I am an Assistant Professor in the University of Toronto working on quantum-enhanced machine learning and applications of high-performance learning algorithms in quantum physics. I am also the Academic Director of the Quantum Machine Learning Program in the Creative Destruction Lab, a Faculty Affiliate in the Vector Institute for Artificial Intelligence, and an Affiliate in the Perimeter Institute for Theoretical Physics.
Trained as a mathematician and computer scientist, I received my PhD from the National University of Singapore. Previously I worked in the Quantum Information Theory group in ICFO-The Institute of Photonic Sciences and in the University of Borås. I did longer research stints at several institutions, including the School of Information Systems in the Queensland University of Technology, the Quantum Information Group in the University of Tokyo, Centre for Quantum Technologies in the National University of Singapore, Tsinghua University, the Barcelona Supercomputing Center, and the Indian Institute of Science. I serve in an advisory role for various startups, and I am a member of the NUS Overseas Colleges Alumni.
Quantum-enhanced machine learning: Current and near-future quantum technologies have a potential of improving learning algorithms. Of particular interest are algorithms that have a high computational complexity or that require sampling. The latter type includes many probabilistic graphical models in which not only the training phase, but also the inference phase has been infeasible at scale, prompting a need for quantum-enhanced sampling. This in turn will enable deep architectures for probabilistic models, as well as scalable implementations of statistical relational learning, both of which go beyond the black-box model of neural networks and shift the focus towards explainable artificial intelligence. While speedup is the primary consideration, we also investigate the fundamental limits of statistical learning theory in the framework of quantum physics.

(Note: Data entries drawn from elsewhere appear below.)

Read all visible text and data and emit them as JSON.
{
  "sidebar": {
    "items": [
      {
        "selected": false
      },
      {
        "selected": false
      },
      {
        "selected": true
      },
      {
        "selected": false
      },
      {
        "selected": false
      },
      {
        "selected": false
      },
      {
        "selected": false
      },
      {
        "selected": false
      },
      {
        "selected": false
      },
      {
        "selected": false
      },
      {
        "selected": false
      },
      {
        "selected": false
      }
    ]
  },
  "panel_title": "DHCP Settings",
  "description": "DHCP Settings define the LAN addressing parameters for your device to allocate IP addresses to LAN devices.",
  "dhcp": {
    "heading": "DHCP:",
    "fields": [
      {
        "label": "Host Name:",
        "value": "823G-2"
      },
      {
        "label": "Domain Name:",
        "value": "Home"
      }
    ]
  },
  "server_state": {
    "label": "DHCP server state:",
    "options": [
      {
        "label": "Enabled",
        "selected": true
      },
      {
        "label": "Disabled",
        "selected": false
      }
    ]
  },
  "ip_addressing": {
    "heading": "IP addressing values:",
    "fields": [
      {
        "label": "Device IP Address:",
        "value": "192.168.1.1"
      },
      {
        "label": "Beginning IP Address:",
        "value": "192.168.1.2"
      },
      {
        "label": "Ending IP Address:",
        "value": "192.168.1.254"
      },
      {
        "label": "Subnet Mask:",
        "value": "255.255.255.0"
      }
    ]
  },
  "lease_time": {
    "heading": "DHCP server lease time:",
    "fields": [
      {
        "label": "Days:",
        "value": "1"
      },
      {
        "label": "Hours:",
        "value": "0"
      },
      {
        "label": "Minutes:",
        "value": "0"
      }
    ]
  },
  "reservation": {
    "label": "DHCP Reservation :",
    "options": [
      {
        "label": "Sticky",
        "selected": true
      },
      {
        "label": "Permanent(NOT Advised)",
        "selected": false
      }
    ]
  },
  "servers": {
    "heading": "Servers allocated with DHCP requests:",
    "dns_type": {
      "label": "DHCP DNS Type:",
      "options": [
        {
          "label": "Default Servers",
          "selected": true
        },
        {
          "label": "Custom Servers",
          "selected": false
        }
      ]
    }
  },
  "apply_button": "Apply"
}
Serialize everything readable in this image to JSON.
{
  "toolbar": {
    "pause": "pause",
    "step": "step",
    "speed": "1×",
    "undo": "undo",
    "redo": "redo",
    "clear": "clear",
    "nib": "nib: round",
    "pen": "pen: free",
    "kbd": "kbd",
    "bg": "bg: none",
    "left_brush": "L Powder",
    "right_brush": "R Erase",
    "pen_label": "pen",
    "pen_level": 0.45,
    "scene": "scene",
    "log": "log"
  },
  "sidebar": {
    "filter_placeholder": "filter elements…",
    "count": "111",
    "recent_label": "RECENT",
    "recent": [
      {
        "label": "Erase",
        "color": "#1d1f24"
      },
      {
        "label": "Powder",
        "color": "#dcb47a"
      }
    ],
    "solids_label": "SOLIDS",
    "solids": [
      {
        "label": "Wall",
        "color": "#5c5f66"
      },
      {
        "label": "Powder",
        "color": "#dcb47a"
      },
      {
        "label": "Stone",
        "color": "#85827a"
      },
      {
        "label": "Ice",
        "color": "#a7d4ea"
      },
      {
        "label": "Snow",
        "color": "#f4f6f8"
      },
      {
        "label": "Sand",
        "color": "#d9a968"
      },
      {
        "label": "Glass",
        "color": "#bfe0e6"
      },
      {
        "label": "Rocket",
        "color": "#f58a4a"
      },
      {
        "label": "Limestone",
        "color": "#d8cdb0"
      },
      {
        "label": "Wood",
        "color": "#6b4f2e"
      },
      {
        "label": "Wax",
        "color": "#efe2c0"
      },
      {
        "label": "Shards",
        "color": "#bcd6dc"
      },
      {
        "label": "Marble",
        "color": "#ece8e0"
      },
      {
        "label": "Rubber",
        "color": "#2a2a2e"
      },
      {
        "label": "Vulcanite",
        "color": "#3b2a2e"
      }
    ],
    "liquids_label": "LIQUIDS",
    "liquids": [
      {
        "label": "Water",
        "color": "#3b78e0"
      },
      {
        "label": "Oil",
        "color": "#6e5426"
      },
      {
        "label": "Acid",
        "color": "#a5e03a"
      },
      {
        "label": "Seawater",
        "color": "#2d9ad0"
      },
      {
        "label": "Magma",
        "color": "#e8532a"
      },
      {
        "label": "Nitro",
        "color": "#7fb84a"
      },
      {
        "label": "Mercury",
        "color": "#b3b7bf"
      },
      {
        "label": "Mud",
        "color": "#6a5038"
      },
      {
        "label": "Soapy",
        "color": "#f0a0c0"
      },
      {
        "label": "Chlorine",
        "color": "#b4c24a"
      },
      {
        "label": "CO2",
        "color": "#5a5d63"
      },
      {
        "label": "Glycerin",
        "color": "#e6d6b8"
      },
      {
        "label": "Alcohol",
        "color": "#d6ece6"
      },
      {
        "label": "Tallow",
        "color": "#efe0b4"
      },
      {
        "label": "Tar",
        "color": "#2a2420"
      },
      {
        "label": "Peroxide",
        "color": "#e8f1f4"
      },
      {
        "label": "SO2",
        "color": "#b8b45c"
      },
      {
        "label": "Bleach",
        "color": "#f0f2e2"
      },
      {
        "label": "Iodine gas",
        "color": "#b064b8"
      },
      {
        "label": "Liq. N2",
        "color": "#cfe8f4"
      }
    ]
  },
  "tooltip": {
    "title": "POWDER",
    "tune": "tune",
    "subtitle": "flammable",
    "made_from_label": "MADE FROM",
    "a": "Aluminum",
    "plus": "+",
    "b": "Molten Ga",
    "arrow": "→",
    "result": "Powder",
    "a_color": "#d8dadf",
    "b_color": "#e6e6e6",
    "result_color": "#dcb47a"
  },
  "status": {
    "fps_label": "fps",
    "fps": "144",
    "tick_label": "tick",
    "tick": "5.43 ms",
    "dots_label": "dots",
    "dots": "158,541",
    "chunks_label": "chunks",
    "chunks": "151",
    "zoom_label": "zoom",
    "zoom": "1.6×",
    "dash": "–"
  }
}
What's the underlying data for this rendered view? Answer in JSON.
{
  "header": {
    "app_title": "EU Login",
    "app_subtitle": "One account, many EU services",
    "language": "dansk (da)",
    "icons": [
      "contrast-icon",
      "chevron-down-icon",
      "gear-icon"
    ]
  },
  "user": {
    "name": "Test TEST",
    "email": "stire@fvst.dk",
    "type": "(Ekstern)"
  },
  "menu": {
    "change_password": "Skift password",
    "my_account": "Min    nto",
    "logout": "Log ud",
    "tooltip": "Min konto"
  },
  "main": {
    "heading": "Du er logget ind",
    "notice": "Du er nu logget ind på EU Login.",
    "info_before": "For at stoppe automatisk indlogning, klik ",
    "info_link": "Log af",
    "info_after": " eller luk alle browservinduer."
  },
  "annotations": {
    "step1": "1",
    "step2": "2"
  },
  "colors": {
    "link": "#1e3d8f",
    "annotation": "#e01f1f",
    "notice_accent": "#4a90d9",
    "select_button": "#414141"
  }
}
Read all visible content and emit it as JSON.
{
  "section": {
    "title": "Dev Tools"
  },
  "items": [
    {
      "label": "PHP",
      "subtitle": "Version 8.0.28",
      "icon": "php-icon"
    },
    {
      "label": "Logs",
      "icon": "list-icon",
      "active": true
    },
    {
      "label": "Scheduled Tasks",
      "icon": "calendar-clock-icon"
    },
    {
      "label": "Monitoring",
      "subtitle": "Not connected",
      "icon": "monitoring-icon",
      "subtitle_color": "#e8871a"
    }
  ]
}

Quantum many-body systems, optimization, and machine learning: Identifying the ground state of a many-particle system whose interactions are described by a Hamiltonian is an important problem in quantum physics. During the last decade, different relaxations of the previous Hamiltonian minimization problem have been proposed. These algorithms include the lower levels of a general hierarchy of semidefinite programming (SDP) relaxations for non-commutative polynomial optimization, which provide a lower bound on the ground-state energy, complementing the upper bounds that are obtainable using variational methods. The latest developments step away from optimization, and introduce machine learning as an ansatz for ground-state energy problems and for the study of quantum phase transitions. In fact, strong links between quantum many-body physics (tensor networks in particular) and deep learning are being established. We are developing a set of theoretical and numerical tools to pursue these synergies. Sponsored by the ERC grant QITBOX, by the Spanish Supercomputing Network (FI-2013-1-0008 and FI-2013-3-0004) and by the Swedish National Infrastructure for Computing (SNIC 2014/2-7 and 2015/1-162) and a hardware donation by Nvidia Corporation.